Carter playing first base. Carter made the first two outs at first and the third was a pop fly. 1-2-3. The second inning Carter made the first out at first again and then there were two strike outs. 1-2-3. Third inning Carter caught the hit and touched first for the first out. Then there was one on base, a force at second and a strike out. Almost 1-2-3 again. Fourth inning Carter caught the first hit and touched base for the out. Then there was a long pop caught for the second out. Then Carter caught another grounder and hustled to first. 1-2-3 again. When you're hot, you're hot! 10-0 in 3 & 1/2 innings.

Boy, these bats are heavy, but WE WON, WE WON! They were like a whole different team the second day.

Fourth game Carter pitched an awesome game.
First inning was a strike out, a single, a pop fly to center and a pop fly to right field. Almost 1-2-3. Second inning two singles, a pop to the pitcher caught and fired to first for two outs and a hit straight to first base for the third out. There were a lot more very good plays and several very good hits.

One of Carter's hits almost hit the fence. They won again 5-4 in five and a half innings.

Team picture after their second win. They were one very happy team. I guess their coach was right. They were better than that and they just needed to be reminded of it.

Tourney's over. Time to party and head back home to Helena.

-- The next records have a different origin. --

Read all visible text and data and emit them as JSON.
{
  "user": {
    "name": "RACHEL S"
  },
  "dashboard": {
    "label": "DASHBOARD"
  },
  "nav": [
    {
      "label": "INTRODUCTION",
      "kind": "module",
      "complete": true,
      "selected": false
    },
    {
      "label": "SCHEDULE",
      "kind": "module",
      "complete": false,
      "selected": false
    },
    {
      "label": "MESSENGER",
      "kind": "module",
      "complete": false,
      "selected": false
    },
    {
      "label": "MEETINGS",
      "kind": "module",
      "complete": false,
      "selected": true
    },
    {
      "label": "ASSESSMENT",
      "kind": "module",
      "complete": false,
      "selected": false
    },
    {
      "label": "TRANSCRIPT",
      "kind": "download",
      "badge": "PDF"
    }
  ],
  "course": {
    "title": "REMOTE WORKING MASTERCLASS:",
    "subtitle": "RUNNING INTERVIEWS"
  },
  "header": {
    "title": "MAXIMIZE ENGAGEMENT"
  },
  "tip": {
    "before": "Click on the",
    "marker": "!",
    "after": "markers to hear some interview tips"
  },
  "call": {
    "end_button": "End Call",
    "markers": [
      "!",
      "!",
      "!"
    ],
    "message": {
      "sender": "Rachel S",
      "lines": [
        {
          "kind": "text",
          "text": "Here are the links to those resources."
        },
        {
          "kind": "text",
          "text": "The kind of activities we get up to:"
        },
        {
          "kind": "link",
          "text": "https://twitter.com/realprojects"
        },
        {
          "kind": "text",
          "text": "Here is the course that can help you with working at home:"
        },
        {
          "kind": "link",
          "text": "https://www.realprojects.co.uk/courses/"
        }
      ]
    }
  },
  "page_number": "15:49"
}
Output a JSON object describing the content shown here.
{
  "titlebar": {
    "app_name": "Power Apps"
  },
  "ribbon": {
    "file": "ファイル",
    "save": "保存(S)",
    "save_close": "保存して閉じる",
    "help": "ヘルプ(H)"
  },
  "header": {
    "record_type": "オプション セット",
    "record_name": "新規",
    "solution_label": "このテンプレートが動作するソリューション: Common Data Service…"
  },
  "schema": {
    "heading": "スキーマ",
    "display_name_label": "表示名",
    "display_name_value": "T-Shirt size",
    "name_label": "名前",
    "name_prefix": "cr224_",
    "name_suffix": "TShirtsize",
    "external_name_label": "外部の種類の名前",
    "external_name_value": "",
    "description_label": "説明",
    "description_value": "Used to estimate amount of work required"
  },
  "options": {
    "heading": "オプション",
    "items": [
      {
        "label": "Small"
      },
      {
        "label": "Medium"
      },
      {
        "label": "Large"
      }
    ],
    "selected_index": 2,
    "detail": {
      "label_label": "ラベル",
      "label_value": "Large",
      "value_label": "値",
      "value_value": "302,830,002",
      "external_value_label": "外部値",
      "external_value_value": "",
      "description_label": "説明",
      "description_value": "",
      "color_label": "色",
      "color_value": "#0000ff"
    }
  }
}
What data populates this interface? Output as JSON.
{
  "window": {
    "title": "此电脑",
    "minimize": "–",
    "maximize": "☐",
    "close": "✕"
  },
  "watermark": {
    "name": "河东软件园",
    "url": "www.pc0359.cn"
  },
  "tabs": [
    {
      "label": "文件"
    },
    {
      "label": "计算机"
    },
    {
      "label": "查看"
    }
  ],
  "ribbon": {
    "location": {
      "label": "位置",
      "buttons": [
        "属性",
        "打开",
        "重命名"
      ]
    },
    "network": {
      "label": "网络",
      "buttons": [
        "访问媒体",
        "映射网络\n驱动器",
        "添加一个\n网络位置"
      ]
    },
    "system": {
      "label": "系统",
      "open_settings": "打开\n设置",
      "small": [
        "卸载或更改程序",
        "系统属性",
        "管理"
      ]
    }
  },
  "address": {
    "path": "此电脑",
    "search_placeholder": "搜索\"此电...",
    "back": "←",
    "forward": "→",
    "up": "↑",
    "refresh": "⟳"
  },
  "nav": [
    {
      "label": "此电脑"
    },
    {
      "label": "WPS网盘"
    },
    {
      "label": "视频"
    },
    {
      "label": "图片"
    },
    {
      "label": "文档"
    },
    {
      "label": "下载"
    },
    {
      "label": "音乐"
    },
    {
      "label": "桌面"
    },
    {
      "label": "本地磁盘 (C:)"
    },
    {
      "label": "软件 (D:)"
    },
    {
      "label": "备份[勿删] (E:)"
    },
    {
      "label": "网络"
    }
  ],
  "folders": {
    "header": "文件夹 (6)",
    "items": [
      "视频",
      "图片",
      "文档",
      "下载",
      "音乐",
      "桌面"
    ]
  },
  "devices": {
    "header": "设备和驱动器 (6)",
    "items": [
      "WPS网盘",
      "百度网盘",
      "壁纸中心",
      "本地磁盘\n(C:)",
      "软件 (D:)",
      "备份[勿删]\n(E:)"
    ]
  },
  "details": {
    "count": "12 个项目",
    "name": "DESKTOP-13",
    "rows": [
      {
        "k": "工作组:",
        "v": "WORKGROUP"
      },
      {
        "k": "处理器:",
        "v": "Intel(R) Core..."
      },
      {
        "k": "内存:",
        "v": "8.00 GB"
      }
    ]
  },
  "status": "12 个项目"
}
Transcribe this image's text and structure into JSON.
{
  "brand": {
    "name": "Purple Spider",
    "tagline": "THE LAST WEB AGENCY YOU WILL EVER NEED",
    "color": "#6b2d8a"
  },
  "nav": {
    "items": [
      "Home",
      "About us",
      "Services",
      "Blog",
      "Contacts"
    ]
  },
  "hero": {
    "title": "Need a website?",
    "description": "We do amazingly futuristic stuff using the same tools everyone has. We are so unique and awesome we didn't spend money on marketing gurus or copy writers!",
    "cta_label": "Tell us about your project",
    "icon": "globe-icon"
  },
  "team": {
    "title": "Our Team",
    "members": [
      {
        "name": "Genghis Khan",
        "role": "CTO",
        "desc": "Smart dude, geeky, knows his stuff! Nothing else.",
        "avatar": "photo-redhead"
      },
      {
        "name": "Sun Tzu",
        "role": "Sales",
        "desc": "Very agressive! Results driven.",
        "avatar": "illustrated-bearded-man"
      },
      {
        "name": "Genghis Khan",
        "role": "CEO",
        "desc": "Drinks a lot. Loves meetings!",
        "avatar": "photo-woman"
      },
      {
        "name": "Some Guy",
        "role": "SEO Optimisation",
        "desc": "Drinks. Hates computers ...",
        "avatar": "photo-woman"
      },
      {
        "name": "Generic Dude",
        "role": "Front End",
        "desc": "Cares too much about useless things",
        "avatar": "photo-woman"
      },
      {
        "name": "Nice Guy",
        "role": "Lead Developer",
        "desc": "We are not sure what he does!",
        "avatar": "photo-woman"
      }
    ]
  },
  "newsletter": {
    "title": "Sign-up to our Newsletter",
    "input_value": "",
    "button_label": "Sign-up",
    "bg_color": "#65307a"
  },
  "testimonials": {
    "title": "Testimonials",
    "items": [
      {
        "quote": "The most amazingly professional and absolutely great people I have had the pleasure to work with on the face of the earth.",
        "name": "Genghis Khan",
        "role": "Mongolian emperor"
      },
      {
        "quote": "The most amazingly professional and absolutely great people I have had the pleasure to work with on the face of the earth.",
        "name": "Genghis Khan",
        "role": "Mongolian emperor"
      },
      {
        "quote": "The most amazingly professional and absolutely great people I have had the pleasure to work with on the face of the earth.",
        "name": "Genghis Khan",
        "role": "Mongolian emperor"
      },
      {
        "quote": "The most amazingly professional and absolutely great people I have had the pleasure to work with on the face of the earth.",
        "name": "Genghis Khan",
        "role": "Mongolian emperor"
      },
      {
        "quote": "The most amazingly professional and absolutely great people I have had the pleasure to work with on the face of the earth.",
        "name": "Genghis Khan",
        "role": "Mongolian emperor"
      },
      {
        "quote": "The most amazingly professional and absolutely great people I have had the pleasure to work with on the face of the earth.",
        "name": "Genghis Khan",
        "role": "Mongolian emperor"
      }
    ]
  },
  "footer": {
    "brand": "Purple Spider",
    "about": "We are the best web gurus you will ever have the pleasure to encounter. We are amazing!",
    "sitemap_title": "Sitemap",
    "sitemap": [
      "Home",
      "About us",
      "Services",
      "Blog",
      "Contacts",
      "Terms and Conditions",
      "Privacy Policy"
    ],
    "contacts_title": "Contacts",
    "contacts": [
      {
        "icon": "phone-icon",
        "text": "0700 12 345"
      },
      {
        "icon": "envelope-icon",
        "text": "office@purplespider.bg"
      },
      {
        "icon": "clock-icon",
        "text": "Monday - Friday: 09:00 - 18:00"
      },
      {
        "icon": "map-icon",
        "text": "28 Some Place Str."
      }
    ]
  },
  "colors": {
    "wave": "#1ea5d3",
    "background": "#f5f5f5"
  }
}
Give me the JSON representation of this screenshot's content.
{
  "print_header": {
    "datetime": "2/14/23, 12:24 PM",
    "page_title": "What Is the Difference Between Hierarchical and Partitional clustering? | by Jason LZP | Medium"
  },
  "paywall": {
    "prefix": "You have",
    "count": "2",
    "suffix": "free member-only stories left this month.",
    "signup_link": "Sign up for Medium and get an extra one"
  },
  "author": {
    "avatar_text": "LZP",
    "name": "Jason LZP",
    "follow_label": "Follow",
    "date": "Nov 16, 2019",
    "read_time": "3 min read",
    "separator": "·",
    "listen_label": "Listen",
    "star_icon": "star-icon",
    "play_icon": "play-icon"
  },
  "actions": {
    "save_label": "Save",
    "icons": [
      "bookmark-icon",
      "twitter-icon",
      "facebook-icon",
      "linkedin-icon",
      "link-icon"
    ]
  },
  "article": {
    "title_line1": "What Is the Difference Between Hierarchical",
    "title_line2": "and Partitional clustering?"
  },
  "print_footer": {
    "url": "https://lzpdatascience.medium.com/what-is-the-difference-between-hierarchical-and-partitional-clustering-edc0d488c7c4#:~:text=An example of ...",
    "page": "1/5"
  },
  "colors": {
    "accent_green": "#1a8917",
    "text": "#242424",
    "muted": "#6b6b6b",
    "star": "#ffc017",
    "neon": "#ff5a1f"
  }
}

I apologize for mixing up the order of my posts, but I don't know how to fix them. So the post that should be after this one is before it. Just click on older posts at the bottom of this page to see the most recent one.